F2.       Does due process prevail in civil and criminal matters? 4 / 4

Due process is largely upheld in criminal and civil matters. Defendants have the right to a fair and public trial, and this right is generally respected. Trials can be lengthy because many defendants are foreign nationals, and cases often involve other foreigners.

F3.       Is there protection from the illegitimate use of physical force and freedom from war and insurgencies? 4 / 4

Luxembourg is free from war and insurgencies. Protections against the illegitimate use of force are adequate.

F4.       Do laws, policies, and practices guarantee equal treatment of various segments of the population? 4 / 4

Discrimination on the basis of race, religion, disability, age, gender, or sexual orientation is prohibited by law. The rights of lesbian, gay, bisexual, and transgender (LGBT) people are generally respected. Xavier Bettel became the nation’s first openly gay prime minister in 2013.

Despite reductions in the gender pay gap and an increase in the labor participation rate in recent years, women hold significantly fewer positions of power than men; according to government statistics, only 20 percent of people serving on boards of directors are women.

G. PERSONAL AUTONOMY AND INDIVIDUAL RIGHTS: 16 / 16

G1.      Do individuals enjoy freedom of movement, including the ability to change their place of residence, employment, or education? 4 / 4

Individuals generally enjoy freedom of movement and choice of residence, employment, and institution of higher education.

G2.      Are individuals able to exercise the right to own property and establish private businesses without undue interference from state or nonstate actors? 4 / 4

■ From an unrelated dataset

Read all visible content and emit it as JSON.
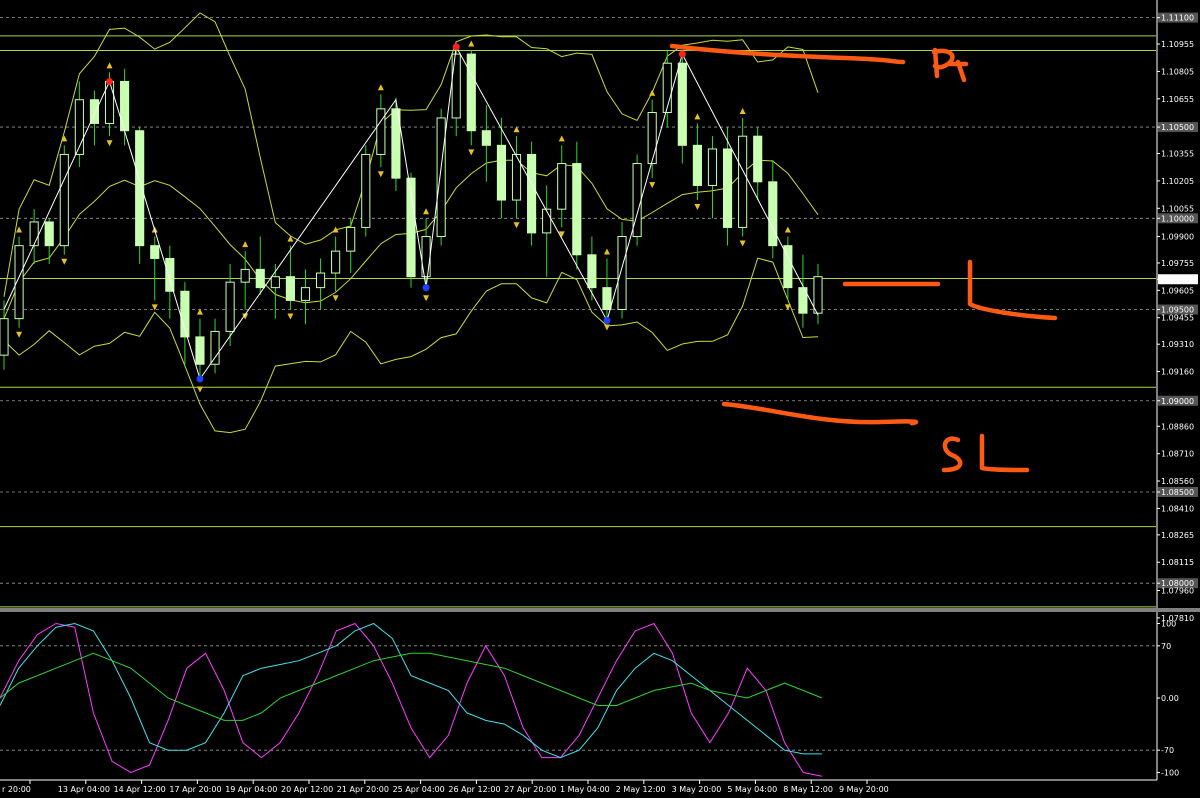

The rights to own property and operate private businesses are legally protected and respected in practice.

G3.      Do individuals enjoy personal social freedoms, including choice of marriage partner and size of family, protection from domestic violence, and control over appearance? 4 / 4

Same-sex marriage has been legal since 2014 and same-sex couples have full adoption rights. Abortions are legal within the first trimester of pregnancy, although women must wait three days before the procedure and are required to receive counseling. Additionally, women must determine themselves to be “in distress,” a condition that is confirmed in the required counseling session, before receiving an abortion.

G4.      Do individuals enjoy equality of opportunity and freedom from economic exploitation? 4 / 4

Luxembourgers generally enjoy equality of opportunity. Occasional cases of forced labor in the construction and food service industries have been reported, especially among migrant workers.

Scoring Key: X / Y (Z)
X = Score Received
Y = Best Possible Score
Z = Change from Previous Year

Full Methodology

Aggregate Score: 
98
Freedom Rating: 
1.0
Political Rights: 
1
Civil Liberties: 
1